■ **EXERCISE AIM**
Count up the lines below that hold "sleeps", then give that count by itself.

■ **DATA TO EXAMINE**
####
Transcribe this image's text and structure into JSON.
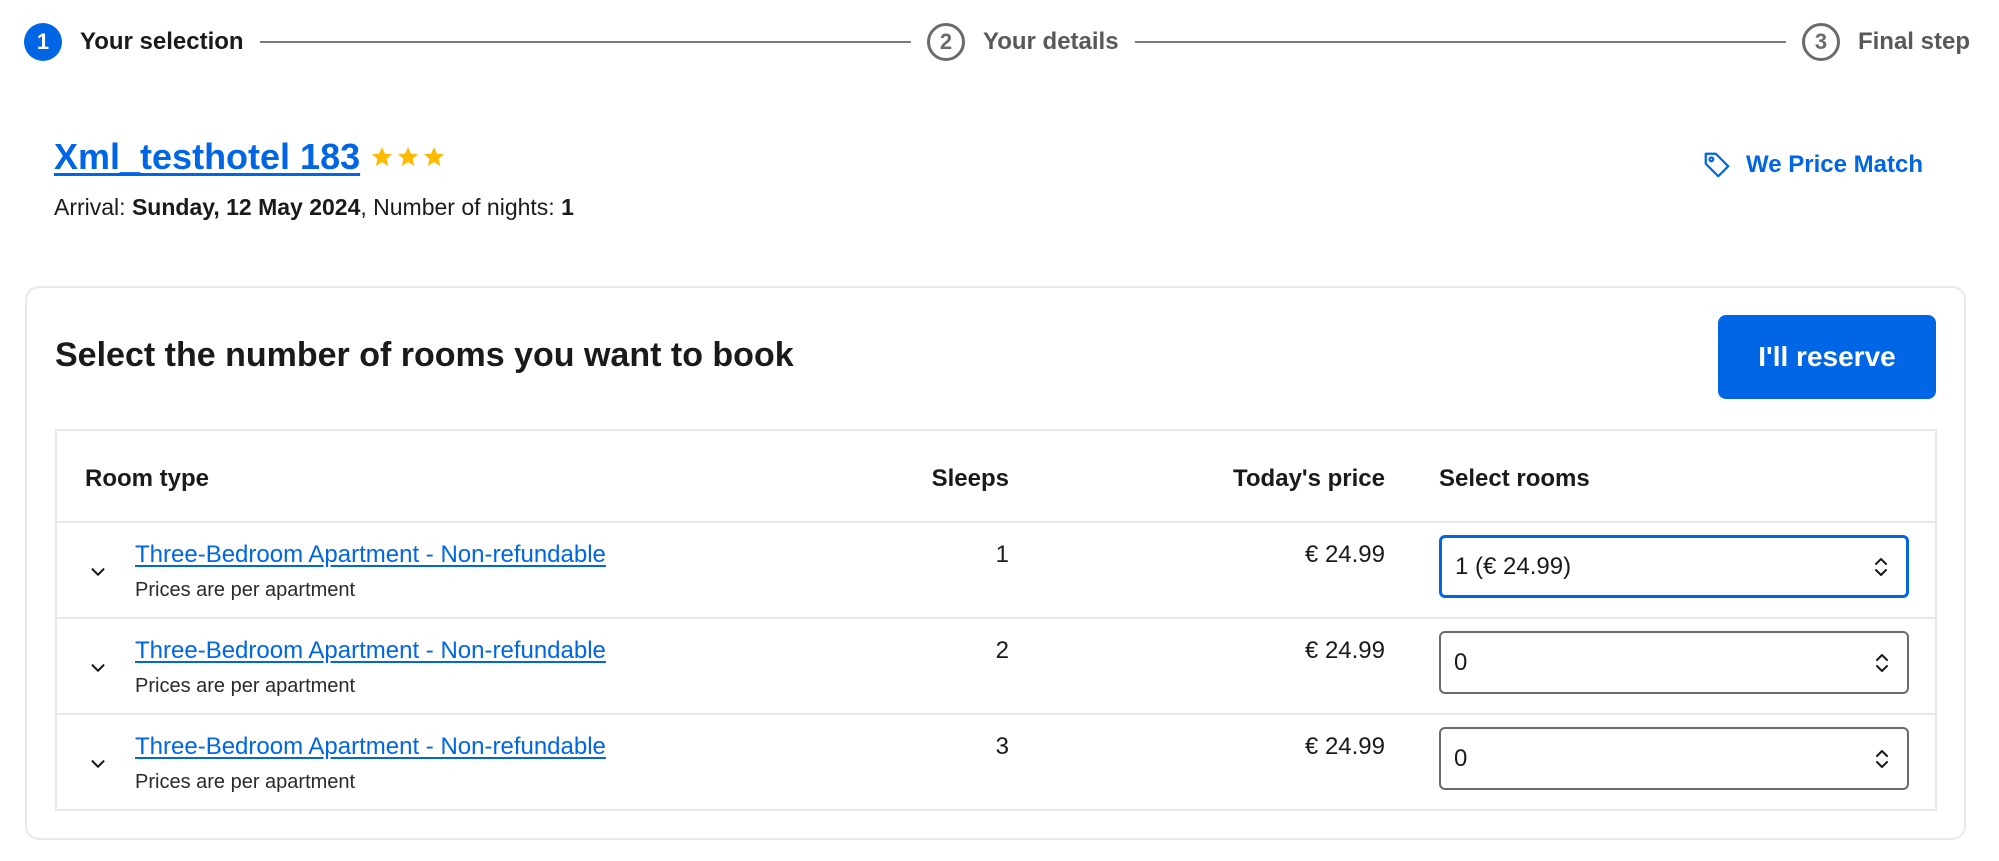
{
  "steps": [
    {
      "number": "1",
      "label": "Your selection",
      "state": "active"
    },
    {
      "number": "2",
      "label": "Your details",
      "state": "inactive"
    },
    {
      "number": "3",
      "label": "Final step",
      "state": "inactive"
    }
  ],
  "hotel": {
    "name": "Xml_testhotel 183",
    "stars": 3,
    "arrival_label": "Arrival: ",
    "arrival_date": "Sunday, 12 May 2024",
    "nights_label": ", Number of nights: ",
    "nights": "1"
  },
  "price_match": {
    "label": "We Price Match",
    "icon": "tag-icon"
  },
  "card": {
    "title": "Select the number of rooms you want to book",
    "reserve_label": "I'll reserve"
  },
  "table": {
    "headers": {
      "room_type": "Room type",
      "sleeps": "Sleeps",
      "price": "Today's price",
      "select": "Select rooms"
    },
    "rows": [
      {
        "room": "Three-Bedroom Apartment - Non-refundable",
        "note": "Prices are per apartment",
        "sleeps": "1",
        "price": "€ 24.99",
        "selected": "1 (€ 24.99)"
      },
      {
        "room": "Three-Bedroom Apartment - Non-refundable",
        "note": "Prices are per apartment",
        "sleeps": "2",
        "price": "€ 24.99",
        "selected": "0"
      },
      {
        "room": "Three-Bedroom Apartment - Non-refundable",
        "note": "Prices are per apartment",
        "sleeps": "3",
        "price": "€ 24.99",
        "selected": "0"
      }
    ]
  },
  "colors": {
    "accent": "#0066e6",
    "star": "#febb02",
    "inactive": "#6b6b6b"
  }
}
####
■ **TASK RESULT**
4